With Ufa’s promotional help, Spione had a splashy premiere, the Ufa-Palast am Zoo’s marquee tricked out with a gigantic eyeball backlit with strobes. Hans Wollenberg at Lichtbild-Bühne couldn’t say enough good about the film and hailed the long anticipated return of the German suspense film.3 It was the hit everyone needed and Lang did seem to go on rather as he had before, making the final silent spectacle, Woman in the Moon (Frau im Mond, 1929), and a two-part sound continuation of Dr. Mabuse (Das Testament des Dr. Mabuse, 1932–33). But sometimes dastardly plans for world domination are real, and economy would have to be Lang’s new watchword going forward. Even as he cast about in America and complained, he put it to exceptional use, for the most part, exploring the inner darkness that upends smaller spheres rather than tries to overthrow the whole world. As demonstrated by his masterfully done first sound film, M (1931), he’d practice with that, too.

Spione (1928 Germany 150 mins.)

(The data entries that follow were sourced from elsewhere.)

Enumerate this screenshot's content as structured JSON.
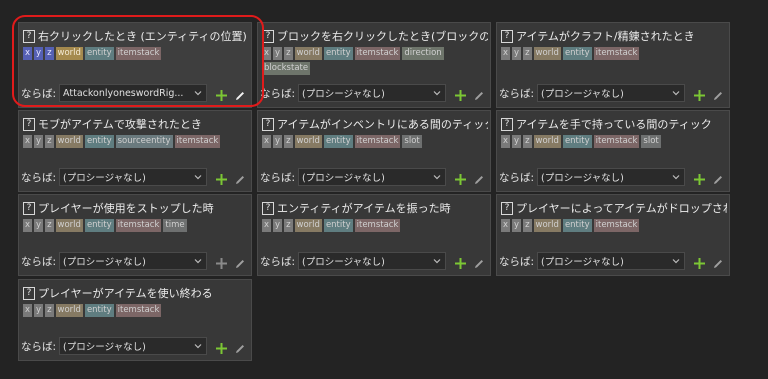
{
  "common": {
    "help_glyph": "?",
    "if_label": "ならば:",
    "no_procedure": "(プロシージャなし)",
    "icon_names": {
      "help": "help-icon",
      "dropdown": "chevron-down-icon",
      "add": "plus-icon",
      "edit": "pencil-icon"
    }
  },
  "colors": {
    "background": "#232323",
    "card": "#383838",
    "highlight": "#e01b1b",
    "add_active": "#7cc734",
    "add_disabled": "#8a8a8a",
    "edit_active": "#f2f2f2",
    "edit_disabled": "#a0a0a0"
  },
  "triggers": [
    {
      "title": "右クリックしたとき (エンティティの位置)",
      "chips": [
        "x",
        "y",
        "z",
        "world",
        "entity",
        "itemstack"
      ],
      "procedure": "AttackonlyoneswordRig...",
      "selected": true,
      "add_active": true,
      "edit_active": true
    },
    {
      "title": "ブロックを右クリックしたとき(ブロックの座標)",
      "chips": [
        "x",
        "y",
        "z",
        "world",
        "entity",
        "itemstack",
        "direction",
        "blockstate"
      ],
      "procedure": "(プロシージャなし)",
      "selected": false,
      "add_active": true,
      "edit_active": false
    },
    {
      "title": "アイテムがクラフト/精錬されたとき",
      "chips": [
        "x",
        "y",
        "z",
        "world",
        "entity",
        "itemstack"
      ],
      "procedure": "(プロシージャなし)",
      "selected": false,
      "add_active": true,
      "edit_active": false
    },
    {
      "title": "モブがアイテムで攻撃されたとき",
      "chips": [
        "x",
        "y",
        "z",
        "world",
        "entity",
        "sourceentity",
        "itemstack"
      ],
      "procedure": "(プロシージャなし)",
      "selected": false,
      "add_active": true,
      "edit_active": false
    },
    {
      "title": "アイテムがインベントリにある間のティック",
      "chips": [
        "x",
        "y",
        "z",
        "world",
        "entity",
        "itemstack",
        "slot"
      ],
      "procedure": "(プロシージャなし)",
      "selected": false,
      "add_active": true,
      "edit_active": false
    },
    {
      "title": "アイテムを手で持っている間のティック",
      "chips": [
        "x",
        "y",
        "z",
        "world",
        "entity",
        "itemstack",
        "slot"
      ],
      "procedure": "(プロシージャなし)",
      "selected": false,
      "add_active": true,
      "edit_active": false
    },
    {
      "title": "プレイヤーが使用をストップした時",
      "chips": [
        "x",
        "y",
        "z",
        "world",
        "entity",
        "itemstack",
        "time"
      ],
      "procedure": "(プロシージャなし)",
      "selected": false,
      "add_active": false,
      "edit_active": false
    },
    {
      "title": "エンティティがアイテムを振った時",
      "chips": [
        "x",
        "y",
        "z",
        "world",
        "entity",
        "itemstack"
      ],
      "procedure": "(プロシージャなし)",
      "selected": false,
      "add_active": true,
      "edit_active": false
    },
    {
      "title": "プレイヤーによってアイテムがドロップされたとき",
      "chips": [
        "x",
        "y",
        "z",
        "world",
        "entity",
        "itemstack"
      ],
      "procedure": "(プロシージャなし)",
      "selected": false,
      "add_active": true,
      "edit_active": false
    },
    {
      "title": "プレイヤーがアイテムを使い終わる",
      "chips": [
        "x",
        "y",
        "z",
        "world",
        "entity",
        "itemstack"
      ],
      "procedure": "(プロシージャなし)",
      "selected": false,
      "add_active": true,
      "edit_active": false
    }
  ]
}
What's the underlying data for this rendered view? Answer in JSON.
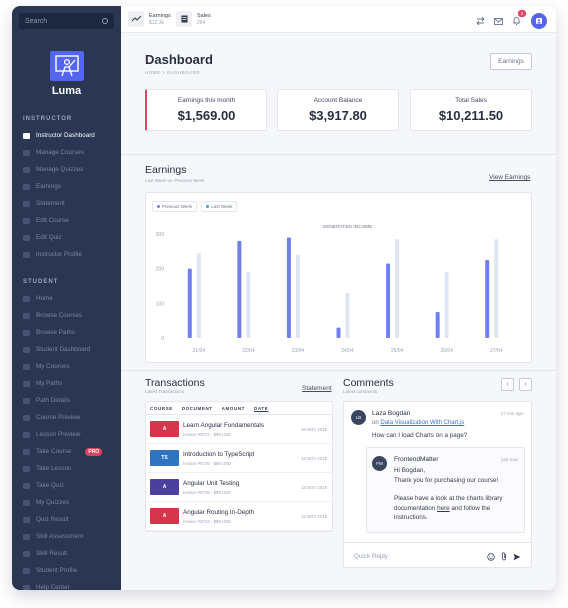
{
  "sidebar": {
    "search_placeholder": "Search",
    "brand": "Luma",
    "instructor_title": "INSTRUCTOR",
    "instructor_items": [
      {
        "label": "Instructor Dashboard",
        "active": true
      },
      {
        "label": "Manage Courses"
      },
      {
        "label": "Manage Quizzes"
      },
      {
        "label": "Earnings"
      },
      {
        "label": "Statement"
      },
      {
        "label": "Edit Course"
      },
      {
        "label": "Edit Quiz"
      },
      {
        "label": "Instructor Profile"
      }
    ],
    "student_title": "STUDENT",
    "student_items": [
      {
        "label": "Home"
      },
      {
        "label": "Browse Courses"
      },
      {
        "label": "Browse Paths"
      },
      {
        "label": "Student Dashboard"
      },
      {
        "label": "My Courses"
      },
      {
        "label": "My Paths"
      },
      {
        "label": "Path Details"
      },
      {
        "label": "Course Preview"
      },
      {
        "label": "Lesson Preview"
      },
      {
        "label": "Take Course",
        "badge": "PRO"
      },
      {
        "label": "Take Lesson"
      },
      {
        "label": "Take Quiz"
      },
      {
        "label": "My Quizzes"
      },
      {
        "label": "Quiz Result"
      },
      {
        "label": "Skill Assessment"
      },
      {
        "label": "Skill Result"
      },
      {
        "label": "Student Profile"
      },
      {
        "label": "Help Center"
      }
    ]
  },
  "topbar": {
    "earnings_label": "Earnings",
    "earnings_value": "$12.3k",
    "sales_label": "Sales",
    "sales_value": "264",
    "notification_count": "2"
  },
  "header": {
    "title": "Dashboard",
    "breadcrumb": "HOME > DASHBOARD",
    "earnings_button": "Earnings"
  },
  "stats": [
    {
      "label": "Earnings this month",
      "value": "$1,569.00"
    },
    {
      "label": "Account Balance",
      "value": "$3,917.80"
    },
    {
      "label": "Total Sales",
      "value": "$10,211.50"
    }
  ],
  "earnings_section": {
    "title": "Earnings",
    "subtitle": "Last Week vs. Previous Week",
    "link": "View Earnings"
  },
  "chart_data": {
    "type": "bar",
    "title": "GENERATED INCOME",
    "categories": [
      "21/04",
      "22/04",
      "23/04",
      "24/04",
      "25/04",
      "26/04",
      "27/04"
    ],
    "ylim": [
      0,
      300
    ],
    "yticks": [
      "0",
      "100",
      "200",
      "300"
    ],
    "series": [
      {
        "name": "Last Week",
        "color": "#6f7ff0",
        "values": [
          200,
          280,
          290,
          30,
          215,
          75,
          225
        ]
      },
      {
        "name": "Previous Week",
        "color": "#dfe4f2",
        "values": [
          245,
          190,
          240,
          130,
          285,
          190,
          285
        ]
      }
    ],
    "legend": [
      "Previous Week",
      "Last Week"
    ],
    "legend_colors": [
      "#6f7ff0",
      "#2aa7e6"
    ]
  },
  "transactions": {
    "title": "Transactions",
    "subtitle": "Latest Transactions",
    "link": "Statement",
    "columns": [
      "COURSE",
      "DOCUMENT",
      "AMOUNT",
      "DATE"
    ],
    "rows": [
      {
        "title": "Learn Angular Fundamentals",
        "invoice": "Invoice #8737 - $89 USD",
        "date": "15 NOV 2018",
        "thumb": "A",
        "color": "#d5364b"
      },
      {
        "title": "Introduction to TypeScript",
        "invoice": "Invoice #8736 - $89 USD",
        "date": "14 NOV 2018",
        "thumb": "TS",
        "color": "#2f74c0"
      },
      {
        "title": "Angular Unit Testing",
        "invoice": "Invoice #8735 - $89 USD",
        "date": "13 NOV 2018",
        "thumb": "A",
        "color": "#4b3f9f"
      },
      {
        "title": "Angular Routing In-Depth",
        "invoice": "Invoice #8734 - $89 USD",
        "date": "12 NOV 2018",
        "thumb": "A",
        "color": "#d5364b"
      }
    ]
  },
  "comments": {
    "title": "Comments",
    "subtitle": "Latest comments",
    "first": {
      "initials": "LB",
      "author": "Laza Bogdan",
      "time": "27 min ago",
      "on_prefix": "on",
      "on_link": "Data Visualization With Chart.js",
      "text": "How can I load Charts on a page?"
    },
    "reply": {
      "initials": "FM",
      "author": "FrontendMatter",
      "time": "just now",
      "greeting": "Hi Bogdan,",
      "line1": "Thank you for purchasing our course!",
      "line2": "Please have a look at the charts library",
      "line3_pre": "documentation",
      "line3_link": "here",
      "line3_post": "and follow the",
      "line4": "instructions."
    },
    "quick_reply_placeholder": "Quick Reply"
  }
}
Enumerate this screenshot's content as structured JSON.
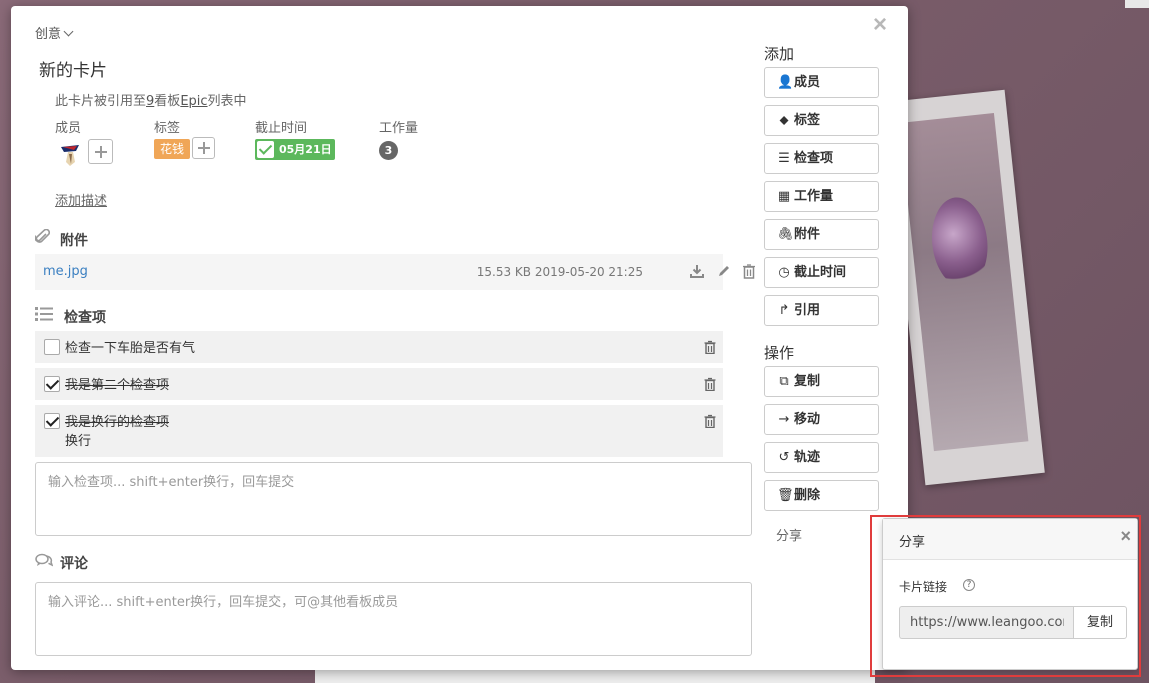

Prod Co: Fritz Lang Film GmbH Prod: Fritz Lang Dir: Fritz Lang Scr: Thea von Harbou, Fritz Lang Phot: Fritz Arno Wagner Des: Otto Hunte, Karl Vollbrecht
Cast: Rudolf Klein-Rogge, Willy Fritsch, Gerda Maurus, Lupu Pick, Fritz Rasp, Hertha von Walther, and Lien Deyers


  1. McGilligan, Patrick, Fritz Lang: The Nature of the Beast (New York: St. Martin’s Press, 1997), p. 135.
  2. McGilligan, p. 134.
  3. Review of Spione, Hans Wollenberg, Lichtbild-Bühne, No. 72, 23 March 1928 https://www.filmportal.de/node/44735/material/607896.